Recently lifers were returned the right to a family visit, where we can spend 72 hours with our immediate family in a small “apartment” isolated, but on prison grounds.
The other way to talk to family is through a 15 minute collect call a day. I got to call one person for 15 minutes. In my experience, it was difficult to develop, or further sustain a relationship with my sisters and mother in that amount of time. I believe Ben experienced similar struggles.
In 2009, when I was in a maximum security prison in Corcoran, I too was caught with a cell phone. I was well aware that cell phones were illegal contraband. Having one was wrong and I knew it was wrong. However, at that time, my need to be connected with my family mattered to me more than the consequences. I felt depressed and distant, from my sisters, physically and emotionally. With the cell phone, I was able to call them at a comfortable time and spend hours talking with them. I was a consistent presence in their lives. I actually got to know my sisters.
I’ve had a distant relationship with my mother my entire life. In 2009, I was the closest to my mom I’ve ever been. We were able to talk at length, openly. Most importantly, we had the time to mend, build, and further sustain our severed mother/son relationship. We shared secrets and talked honestly about our interpretations of prior experiences with each other. We had ample time to converse, process, and heal. It was amazing and for the first time in our lives, my sisters, mother and I were actually happy. After being caught with a phone in 2009, I gave up using cell phones.
Unfortunately and honestly, though we love each other and are there for each other, the closeness in the relationship with my family grew distant.
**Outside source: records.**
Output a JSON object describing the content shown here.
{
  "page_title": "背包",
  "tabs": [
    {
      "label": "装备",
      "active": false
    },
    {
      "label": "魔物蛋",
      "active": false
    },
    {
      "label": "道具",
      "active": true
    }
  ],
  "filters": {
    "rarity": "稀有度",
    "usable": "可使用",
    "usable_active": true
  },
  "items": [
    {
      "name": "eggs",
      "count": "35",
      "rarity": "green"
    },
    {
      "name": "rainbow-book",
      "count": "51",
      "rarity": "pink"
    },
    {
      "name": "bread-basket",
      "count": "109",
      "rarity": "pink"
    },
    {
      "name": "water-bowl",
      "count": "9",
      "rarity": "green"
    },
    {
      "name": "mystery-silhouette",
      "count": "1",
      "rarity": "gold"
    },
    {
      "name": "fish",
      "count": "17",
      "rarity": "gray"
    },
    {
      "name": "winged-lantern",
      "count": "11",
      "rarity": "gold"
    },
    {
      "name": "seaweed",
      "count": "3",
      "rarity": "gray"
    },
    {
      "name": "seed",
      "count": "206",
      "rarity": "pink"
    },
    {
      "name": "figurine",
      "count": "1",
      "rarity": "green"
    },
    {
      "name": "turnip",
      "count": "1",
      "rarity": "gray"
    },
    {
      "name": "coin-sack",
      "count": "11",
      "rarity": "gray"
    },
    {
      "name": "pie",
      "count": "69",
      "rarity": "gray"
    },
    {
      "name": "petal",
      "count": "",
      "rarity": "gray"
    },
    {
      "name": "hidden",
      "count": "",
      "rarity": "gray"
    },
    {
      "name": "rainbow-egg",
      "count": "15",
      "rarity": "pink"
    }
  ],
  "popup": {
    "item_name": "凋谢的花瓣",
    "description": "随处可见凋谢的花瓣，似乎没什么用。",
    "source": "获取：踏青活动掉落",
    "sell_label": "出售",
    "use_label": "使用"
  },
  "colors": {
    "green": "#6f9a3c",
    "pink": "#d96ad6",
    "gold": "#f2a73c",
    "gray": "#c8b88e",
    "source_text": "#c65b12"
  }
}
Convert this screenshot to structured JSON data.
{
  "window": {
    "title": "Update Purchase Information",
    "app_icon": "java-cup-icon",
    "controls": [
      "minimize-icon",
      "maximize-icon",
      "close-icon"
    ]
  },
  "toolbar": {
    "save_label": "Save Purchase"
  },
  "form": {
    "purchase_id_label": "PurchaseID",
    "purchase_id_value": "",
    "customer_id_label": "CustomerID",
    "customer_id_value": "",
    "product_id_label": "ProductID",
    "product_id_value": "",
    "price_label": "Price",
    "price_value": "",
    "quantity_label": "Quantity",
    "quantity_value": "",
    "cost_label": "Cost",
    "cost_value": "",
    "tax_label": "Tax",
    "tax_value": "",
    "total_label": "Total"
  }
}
I thoroughly understand what Ben and I, and others did was wrong. We broke prison rules, lied, covered up, and selfishly placed our needs above making amends for the people we’ve harmed.
Cell phones are illegal contraband in prison and they come into the prison illegally. The phones get distributed through the prison’s black market. I understand that by participating in the use of cell phones, I am also participating in criminal activity. I am not advocating for the illegal use of cell phones. But what I am encouraging is maybe, the legal use of cell phones. Or, perhaps a more affordable system for incarcerated people to communicate with their families. After all, isn’t the establishment of love the essence of rehabilitation?
Adnan Khan is the Co-Founder of Re:store Justice. Adnan also created FIRSTWATCH, a media filmmaking project with films produced entirely by incarcerated men at San Quentin State Prison. Adnan works in collaboration with survivors of crime, currently and formerly incarcerated people, district attorneys, CDCR officials, and other stakeholders to move towards restorative practices.
During his own time in San Quentin, he co-founded the organization Re:store Justice and worked as an advocate on the felony/murder rule legislation, Senate Bill 1437. The bill passed in August 2018 and on January, 18th 2019, Adnan was the first person re-sentenced under the bill he helped create. Today, he is continuing his advocacy & work at Re:store Justice.
This column first appeared at FirstWatch.